Brief
Exactly as given, repeat all of the entries.

(Component data from apps and pages)
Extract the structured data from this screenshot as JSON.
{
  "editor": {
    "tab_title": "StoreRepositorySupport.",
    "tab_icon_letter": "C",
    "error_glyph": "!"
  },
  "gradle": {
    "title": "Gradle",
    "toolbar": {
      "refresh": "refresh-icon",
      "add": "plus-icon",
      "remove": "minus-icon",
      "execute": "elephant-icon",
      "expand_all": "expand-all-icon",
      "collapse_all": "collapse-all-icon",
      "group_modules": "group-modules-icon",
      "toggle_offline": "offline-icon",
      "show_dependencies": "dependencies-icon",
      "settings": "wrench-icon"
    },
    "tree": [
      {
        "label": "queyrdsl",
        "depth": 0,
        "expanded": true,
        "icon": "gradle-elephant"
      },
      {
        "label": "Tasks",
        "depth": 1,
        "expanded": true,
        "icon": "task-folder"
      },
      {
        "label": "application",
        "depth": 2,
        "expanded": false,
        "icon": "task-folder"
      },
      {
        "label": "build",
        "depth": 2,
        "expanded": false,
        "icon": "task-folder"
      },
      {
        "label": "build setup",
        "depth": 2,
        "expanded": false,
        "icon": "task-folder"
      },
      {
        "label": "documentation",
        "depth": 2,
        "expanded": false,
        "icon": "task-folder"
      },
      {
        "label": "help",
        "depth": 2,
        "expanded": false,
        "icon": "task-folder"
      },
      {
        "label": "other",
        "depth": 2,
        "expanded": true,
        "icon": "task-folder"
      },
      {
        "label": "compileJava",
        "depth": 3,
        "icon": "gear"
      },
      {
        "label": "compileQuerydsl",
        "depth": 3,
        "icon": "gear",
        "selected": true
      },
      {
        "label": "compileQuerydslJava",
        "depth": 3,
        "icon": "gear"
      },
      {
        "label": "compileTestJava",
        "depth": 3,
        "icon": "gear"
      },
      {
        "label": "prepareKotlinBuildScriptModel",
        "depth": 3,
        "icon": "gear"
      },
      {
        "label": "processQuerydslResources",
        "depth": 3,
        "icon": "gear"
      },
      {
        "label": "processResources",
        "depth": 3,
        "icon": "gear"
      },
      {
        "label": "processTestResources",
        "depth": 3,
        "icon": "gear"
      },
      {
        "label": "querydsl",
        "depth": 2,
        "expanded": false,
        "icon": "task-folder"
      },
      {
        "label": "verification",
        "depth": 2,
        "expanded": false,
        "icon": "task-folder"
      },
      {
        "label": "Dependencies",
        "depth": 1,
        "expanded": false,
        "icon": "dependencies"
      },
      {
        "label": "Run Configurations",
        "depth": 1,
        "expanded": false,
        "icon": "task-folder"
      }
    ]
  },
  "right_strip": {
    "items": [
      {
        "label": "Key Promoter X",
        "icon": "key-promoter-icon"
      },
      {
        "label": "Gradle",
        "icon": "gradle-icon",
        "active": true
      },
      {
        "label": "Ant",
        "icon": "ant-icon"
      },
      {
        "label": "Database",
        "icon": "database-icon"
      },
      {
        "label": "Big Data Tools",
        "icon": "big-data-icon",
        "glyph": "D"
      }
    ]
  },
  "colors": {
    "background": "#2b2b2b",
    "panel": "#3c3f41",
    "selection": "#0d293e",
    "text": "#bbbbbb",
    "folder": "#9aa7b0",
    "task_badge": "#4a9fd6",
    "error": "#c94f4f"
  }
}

Solution to the problem
Extract the structured data from this screenshot as JSON.
{
  "editor": {
    "tab_title": "StoreRepositorySupport.",
    "tab_icon_letter": "C",
    "error_glyph": "!"
  },
  "gradle": {
    "title": "Gradle",
    "toolbar": {
      "refresh": "refresh-icon",
      "add": "plus-icon",
      "remove": "minus-icon",
      "execute": "elephant-icon",
      "expand_all": "expand-all-icon",
      "collapse_all": "collapse-all-icon",
      "group_modules": "group-modules-icon",
      "toggle_offline": "offline-icon",
      "show_dependencies": "dependencies-icon",
      "settings": "wrench-icon"
    },
    "tree": [
      {
        "label": "queyrdsl",
        "depth": 0,
        "expanded": true,
        "icon": "gradle-elephant"
      },
      {
        "label": "Tasks",
        "depth": 1,
        "expanded": true,
        "icon": "task-folder"
      },
      {
        "label": "application",
        "depth": 2,
        "expanded": false,
        "icon": "task-folder"
      },
      {
        "label": "build",
        "depth": 2,
        "expanded": false,
        "icon": "task-folder"
      },
      {
        "label": "build setup",
        "depth": 2,
        "expanded": false,
        "icon": "task-folder"
      },
      {
        "label": "documentation",
        "depth": 2,
        "expanded": false,
        "icon": "task-folder"
      },
      {
        "label": "help",
        "depth": 2,
        "expanded": false,
        "icon": "task-folder"
      },
      {
        "label": "other",
        "depth": 2,
        "expanded": true,
        "icon": "task-folder"
      },
      {
        "label": "compileJava",
        "depth": 3,
        "icon": "gear"
      },
      {
        "label": "compileQuerydsl",
        "depth": 3,
        "icon": "gear",
        "selected": true
      },
      {
        "label": "compileQuerydslJava",
        "depth": 3,
        "icon": "gear"
      },
      {
        "label": "compileTestJava",
        "depth": 3,
        "icon": "gear"
      },
      {
        "label": "prepareKotlinBuildScriptModel",
        "depth": 3,
        "icon": "gear"
      },
      {
        "label": "processQuerydslResources",
        "depth": 3,
        "icon": "gear"
      },
      {
        "label": "processResources",
        "depth": 3,
        "icon": "gear"
      },
      {
        "label": "processTestResources",
        "depth": 3,
        "icon": "gear"
      },
      {
        "label": "querydsl",
        "depth": 2,
        "expanded": false,
        "icon": "task-folder"
      },
      {
        "label": "verification",
        "depth": 2,
        "expanded": false,
        "icon": "task-folder"
      },
      {
        "label": "Dependencies",
        "depth": 1,
        "expanded": false,
        "icon": "dependencies"
      },
      {
        "label": "Run Configurations",
        "depth": 1,
        "expanded": false,
        "icon": "task-folder"
      }
    ]
  },
  "right_strip": {
    "items": [
      {
        "label": "Key Promoter X",
        "icon": "key-promoter-icon"
      },
      {
        "label": "Gradle",
        "icon": "gradle-icon",
        "active": true
      },
      {
        "label": "Ant",
        "icon": "ant-icon"
      },
      {
        "label": "Database",
        "icon": "database-icon"
      },
      {
        "label": "Big Data Tools",
        "icon": "big-data-icon",
        "glyph": "D"
      }
    ]
  },
  "colors": {
    "background": "#2b2b2b",
    "panel": "#3c3f41",
    "selection": "#0d293e",
    "text": "#bbbbbb",
    "folder": "#9aa7b0",
    "task_badge": "#4a9fd6",
    "error": "#c94f4f"
  }
}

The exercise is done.